Prophetic Lament, Soong-Chan Rah. Downers Grove: InterVarsity Press, 2015.
Summary: A commentary and exposition of the book of Lamentations that advocates for the restoration of the practice of lament as part of the worship of American churches, particularly majority culture evangelical churches.
Have you every experienced terrible suffering, or terrible loss, or have witnessed horrible events such as have dominated our news of late and been deeply moved to turmoil and grief that cries out to God, or even the four walls around you, “how long?” Now, when was the last time that you did this as part of a service of worship in your church, if you regularly attend one?
Soong-Chan Rah contends that this was an important part of the worship life of ancient Israel that has been lost in many of our churches in North America. We focus on triumph and victory and success. We see problems and we go around the world to solve them. And we begin to believe we are the answers to the world’s problems–whether they be the problems of the inner city or the problems of the countries in the majority world.
Rah contends that our celebration and praise must be balanced with lament. He writes:
“What do we lose as a result of this imbalance? American Christians that flourish under the existing system seek to maintain the existing dynamics of inequality and remain in the theology of celebration over and against the theology of suffering. Promoting one perspective over the other, however, diminishes our theological discourse. To only have a theology of celebration at the cost of a theology of suffering is incomplete. The intersection of the two threads provides the opportunity to engage in the fullness of the gospel message. Lament and praise must go hand in hand.”
Rah seeks to redress this imbalance by an exposition (part of InterVarsity Press’s Resonate series) of the book of Lamentations, a book attributed to the prophet Jeremiah. Rah contends that in addition to Jeremiah, the book incorporates the voices of the sufferers left behind in Jerusalem after the Babylonians destroyed the city walls and took into exile the best and the brightest and the wealthiest of the city. What were left were women, children, the elderly and other marginalized people to mourn over the death of their city and the loss of loved ones as they struggle to survive.
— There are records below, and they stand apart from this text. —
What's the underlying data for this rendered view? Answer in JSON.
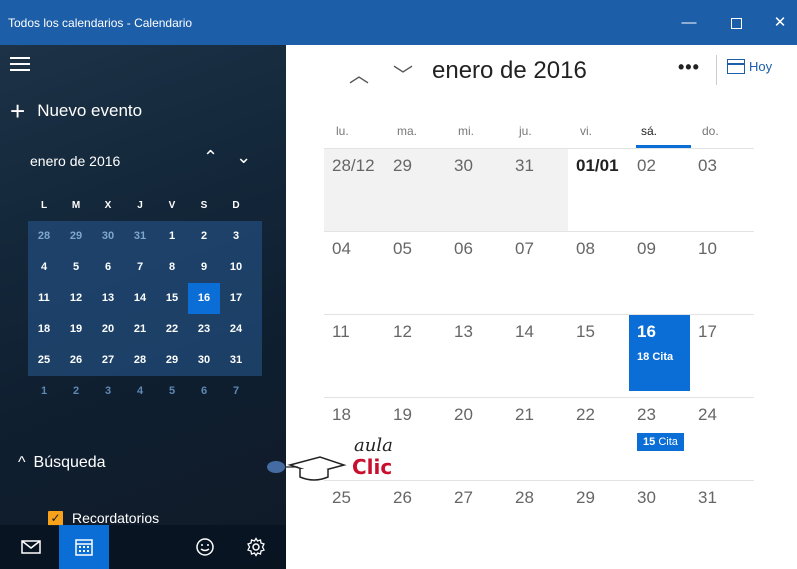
{
  "window": {
    "title": "Todos los calendarios - Calendario",
    "minimize": "—",
    "close": "✕"
  },
  "sidebar": {
    "new_event_label": "Nuevo evento",
    "mini_calendar": {
      "title": "enero de 2016",
      "weekday_headers": [
        "L",
        "M",
        "X",
        "J",
        "V",
        "S",
        "D"
      ],
      "weeks": [
        [
          "28",
          "29",
          "30",
          "31",
          "1",
          "2",
          "3"
        ],
        [
          "4",
          "5",
          "6",
          "7",
          "8",
          "9",
          "10"
        ],
        [
          "11",
          "12",
          "13",
          "14",
          "15",
          "16",
          "17"
        ],
        [
          "18",
          "19",
          "20",
          "21",
          "22",
          "23",
          "24"
        ],
        [
          "25",
          "26",
          "27",
          "28",
          "29",
          "30",
          "31"
        ],
        [
          "1",
          "2",
          "3",
          "4",
          "5",
          "6",
          "7"
        ]
      ],
      "today": "16"
    },
    "search_label": "Búsqueda",
    "reminders_label": "Recordatorios"
  },
  "main": {
    "month_title": "enero de 2016",
    "more_label": "•••",
    "today_label": "Hoy",
    "weekdays": [
      "lu.",
      "ma.",
      "mi.",
      "ju.",
      "vi.",
      "sá.",
      "do."
    ],
    "weeks": [
      [
        "28/12",
        "29",
        "30",
        "31",
        "01/01",
        "02",
        "03"
      ],
      [
        "04",
        "05",
        "06",
        "07",
        "08",
        "09",
        "10"
      ],
      [
        "11",
        "12",
        "13",
        "14",
        "15",
        "16",
        "17"
      ],
      [
        "18",
        "19",
        "20",
        "21",
        "22",
        "23",
        "24"
      ],
      [
        "25",
        "26",
        "27",
        "28",
        "29",
        "30",
        "31"
      ]
    ],
    "events": {
      "w2_sat": {
        "time": "18",
        "label": "Cita"
      },
      "w3_sat": {
        "time": "15",
        "label": "Cita"
      }
    }
  },
  "watermark": {
    "line1": "aula",
    "line2": "Clic"
  },
  "colors": {
    "accent": "#0a6ed6",
    "titlebar": "#1d5ea8",
    "checkbox": "#f7a21a"
  }
}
The book is organized according to the five chapters, or “laments” of the book, with several chapters devoted to each lament. Chapter 1 mourns the death of the city. Chapter 2 struggles with what it means that all of this has come about by the providence of God. Chapter 3 which is three times as long as the other chapters forms a climax to the lament and calls us into deep identification with the suffering. Chapter 4 reminds us of the hollowness of all human achievements in the eyes of God. Chapter 5 concludes with a corporate lament that looks to God for answers even when their don’t seem to be any answers.
Along the way Rah provides textual and historical insight into the book, discussing the “dirge-like” character of these laments, appropriate at the funeral for a city, the death of a vision of national greatness. He helps us understand the acrostic structure of the first four chapters, including the threefold intensification of this pattern in the climatic chapter 3. Perhaps of greatest value is that Rah helps us identify some of the voices of the marginalized, particularly the women who have lost husbands, perhaps children–who often are the voices of suffering.
Perhaps the greatest challenge of the book is Rah’s pointed applications of the book to the American church, particularly dominant culture, white evangelicalism. We have failed to listen to the voices of lament around us, from the native peoples robbed and subjugated and exterminated and marginalized, from African Americans forcibly enslaved, raped, lynched, and then “freed” to live in a racialized society, and other poor and marginalized in our society. Instead of taking their laments to heart and understanding our own complicity and our own paradoxical enslavement to hate and privilege, we deny the problem, or plant our own urban churches or give “handups” which assumes a certain superiority. What we do here, we do around the world, instead of acknowledging the riches of every culture and our partnership with other believers. We make enterprises out of even our justice ministries while failing to face either our cultural or political captivities.
Lament is the place we come to, according to Rah, when we realize that none of that is really working, when even our well-intended efforts contribute to the inequities of the world and that we are deeply impoverished in the midst of our affluence. It is a place of both repentance and the grace of God.
This is an uncomfortable book, and like Rah’s The Next Evangelicalism (reviewed here), an incisive critique of American evangelicalism. Don’t read this if you are looking for a “feel good” book! But if your heart aches because of the predominance of violence and hatred despite so much “progress,” if the glitzy celebrations of your church life don’t seem in touch with the ragged realities of our land, and if your stomach turns with the pronouncements and alliances of some of our religious “leaders,” then a book on lamenting and making the prayers of Lamentations our own might be timely. It was for me.